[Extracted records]
....................

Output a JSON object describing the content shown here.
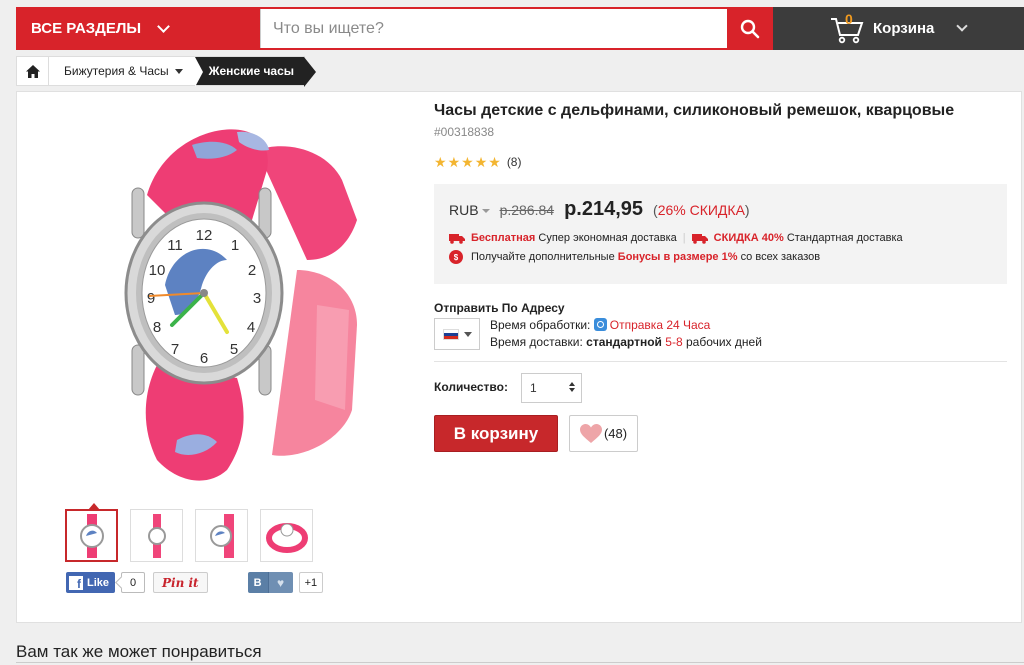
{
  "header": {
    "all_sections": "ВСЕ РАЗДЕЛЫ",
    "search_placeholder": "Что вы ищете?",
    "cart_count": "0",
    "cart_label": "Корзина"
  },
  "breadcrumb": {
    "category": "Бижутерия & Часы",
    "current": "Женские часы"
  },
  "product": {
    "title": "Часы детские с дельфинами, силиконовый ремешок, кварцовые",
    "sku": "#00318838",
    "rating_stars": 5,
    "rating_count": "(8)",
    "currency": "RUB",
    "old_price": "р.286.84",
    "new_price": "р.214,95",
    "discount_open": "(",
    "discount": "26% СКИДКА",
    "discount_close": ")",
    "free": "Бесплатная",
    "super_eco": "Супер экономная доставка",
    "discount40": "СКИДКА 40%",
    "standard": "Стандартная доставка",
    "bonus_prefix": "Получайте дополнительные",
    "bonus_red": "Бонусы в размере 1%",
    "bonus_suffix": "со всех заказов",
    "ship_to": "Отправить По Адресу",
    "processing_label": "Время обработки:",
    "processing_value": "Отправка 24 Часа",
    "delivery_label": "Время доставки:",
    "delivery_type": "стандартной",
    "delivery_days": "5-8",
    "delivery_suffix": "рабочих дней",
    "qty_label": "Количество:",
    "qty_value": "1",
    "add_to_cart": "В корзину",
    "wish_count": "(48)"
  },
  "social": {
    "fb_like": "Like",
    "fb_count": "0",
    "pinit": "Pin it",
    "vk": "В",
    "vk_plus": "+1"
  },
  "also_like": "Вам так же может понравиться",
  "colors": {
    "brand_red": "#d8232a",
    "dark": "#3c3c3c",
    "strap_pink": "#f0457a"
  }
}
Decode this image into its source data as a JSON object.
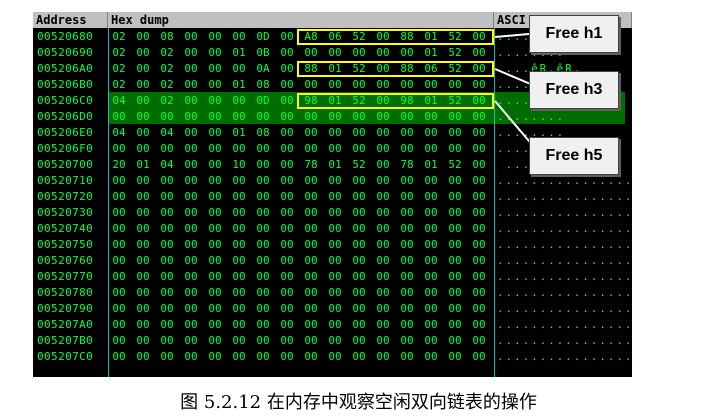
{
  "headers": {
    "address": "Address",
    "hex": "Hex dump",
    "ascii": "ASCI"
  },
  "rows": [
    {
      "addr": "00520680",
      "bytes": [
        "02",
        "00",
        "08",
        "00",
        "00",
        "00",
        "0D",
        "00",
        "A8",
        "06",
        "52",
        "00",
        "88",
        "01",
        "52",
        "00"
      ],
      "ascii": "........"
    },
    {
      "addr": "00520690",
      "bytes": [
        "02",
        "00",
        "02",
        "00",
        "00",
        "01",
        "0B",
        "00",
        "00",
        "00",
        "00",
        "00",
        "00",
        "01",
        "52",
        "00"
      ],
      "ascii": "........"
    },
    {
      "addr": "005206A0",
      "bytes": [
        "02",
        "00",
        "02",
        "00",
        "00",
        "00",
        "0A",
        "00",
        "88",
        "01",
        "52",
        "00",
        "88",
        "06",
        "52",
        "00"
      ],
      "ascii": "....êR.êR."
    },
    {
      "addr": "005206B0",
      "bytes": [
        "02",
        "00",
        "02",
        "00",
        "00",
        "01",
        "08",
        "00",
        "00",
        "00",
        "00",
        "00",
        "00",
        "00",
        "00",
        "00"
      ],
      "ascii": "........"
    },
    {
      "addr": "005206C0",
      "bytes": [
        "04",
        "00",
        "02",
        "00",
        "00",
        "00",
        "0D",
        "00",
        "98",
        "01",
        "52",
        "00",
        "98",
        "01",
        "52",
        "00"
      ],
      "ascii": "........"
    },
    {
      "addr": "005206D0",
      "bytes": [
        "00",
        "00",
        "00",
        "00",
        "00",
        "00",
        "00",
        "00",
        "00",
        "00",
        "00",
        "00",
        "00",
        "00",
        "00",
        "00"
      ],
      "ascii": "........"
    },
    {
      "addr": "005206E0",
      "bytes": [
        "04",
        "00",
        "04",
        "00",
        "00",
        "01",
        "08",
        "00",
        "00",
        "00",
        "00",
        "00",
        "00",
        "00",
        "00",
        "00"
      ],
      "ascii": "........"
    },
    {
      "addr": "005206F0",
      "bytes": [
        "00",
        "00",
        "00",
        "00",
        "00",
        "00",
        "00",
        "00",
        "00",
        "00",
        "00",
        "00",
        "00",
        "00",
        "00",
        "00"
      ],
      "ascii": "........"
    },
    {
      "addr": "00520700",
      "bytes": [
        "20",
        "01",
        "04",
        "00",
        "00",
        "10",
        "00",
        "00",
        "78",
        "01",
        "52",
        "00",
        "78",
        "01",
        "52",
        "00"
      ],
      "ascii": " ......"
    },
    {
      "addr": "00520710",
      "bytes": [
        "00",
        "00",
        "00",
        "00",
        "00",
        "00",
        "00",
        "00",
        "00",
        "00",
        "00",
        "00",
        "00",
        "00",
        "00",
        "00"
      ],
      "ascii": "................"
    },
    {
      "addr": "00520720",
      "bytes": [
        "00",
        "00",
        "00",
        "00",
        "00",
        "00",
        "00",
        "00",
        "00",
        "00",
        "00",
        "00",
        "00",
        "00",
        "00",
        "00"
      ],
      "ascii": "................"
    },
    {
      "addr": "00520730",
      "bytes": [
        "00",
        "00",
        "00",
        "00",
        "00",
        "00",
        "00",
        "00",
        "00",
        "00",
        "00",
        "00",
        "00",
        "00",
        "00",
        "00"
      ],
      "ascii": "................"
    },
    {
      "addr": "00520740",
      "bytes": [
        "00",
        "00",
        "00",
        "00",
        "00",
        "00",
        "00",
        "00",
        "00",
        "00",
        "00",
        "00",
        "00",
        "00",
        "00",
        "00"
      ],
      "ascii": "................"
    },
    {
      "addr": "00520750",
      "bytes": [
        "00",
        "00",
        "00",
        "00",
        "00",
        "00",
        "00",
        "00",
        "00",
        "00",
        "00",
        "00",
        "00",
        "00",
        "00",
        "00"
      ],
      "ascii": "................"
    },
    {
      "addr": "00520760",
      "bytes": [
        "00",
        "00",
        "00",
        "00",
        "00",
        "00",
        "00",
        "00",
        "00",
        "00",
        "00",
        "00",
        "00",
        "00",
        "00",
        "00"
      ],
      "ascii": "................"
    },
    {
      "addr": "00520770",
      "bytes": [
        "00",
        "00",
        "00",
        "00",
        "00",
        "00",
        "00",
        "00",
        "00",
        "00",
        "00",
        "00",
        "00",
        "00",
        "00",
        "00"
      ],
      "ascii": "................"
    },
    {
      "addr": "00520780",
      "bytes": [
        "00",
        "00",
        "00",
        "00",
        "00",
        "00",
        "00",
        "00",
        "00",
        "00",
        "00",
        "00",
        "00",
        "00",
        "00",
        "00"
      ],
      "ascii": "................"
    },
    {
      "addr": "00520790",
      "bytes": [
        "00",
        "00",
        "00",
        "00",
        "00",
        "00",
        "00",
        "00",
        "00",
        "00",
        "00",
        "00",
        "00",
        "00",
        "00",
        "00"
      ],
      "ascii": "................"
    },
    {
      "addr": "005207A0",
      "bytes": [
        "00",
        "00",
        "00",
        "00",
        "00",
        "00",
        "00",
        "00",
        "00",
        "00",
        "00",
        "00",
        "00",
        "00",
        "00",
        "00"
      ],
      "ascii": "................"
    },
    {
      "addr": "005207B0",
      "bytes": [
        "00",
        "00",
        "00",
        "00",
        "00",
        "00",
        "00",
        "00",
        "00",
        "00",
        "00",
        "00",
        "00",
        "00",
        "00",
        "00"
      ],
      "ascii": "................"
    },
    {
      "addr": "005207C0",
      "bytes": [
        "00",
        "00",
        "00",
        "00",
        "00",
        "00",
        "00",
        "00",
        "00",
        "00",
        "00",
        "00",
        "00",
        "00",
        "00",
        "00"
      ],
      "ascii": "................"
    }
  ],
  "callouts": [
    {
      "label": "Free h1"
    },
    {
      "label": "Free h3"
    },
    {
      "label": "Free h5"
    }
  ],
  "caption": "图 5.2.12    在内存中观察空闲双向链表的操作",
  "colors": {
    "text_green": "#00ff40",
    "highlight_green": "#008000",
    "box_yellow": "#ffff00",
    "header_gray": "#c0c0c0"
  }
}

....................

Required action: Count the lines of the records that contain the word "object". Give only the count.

Task solution: 2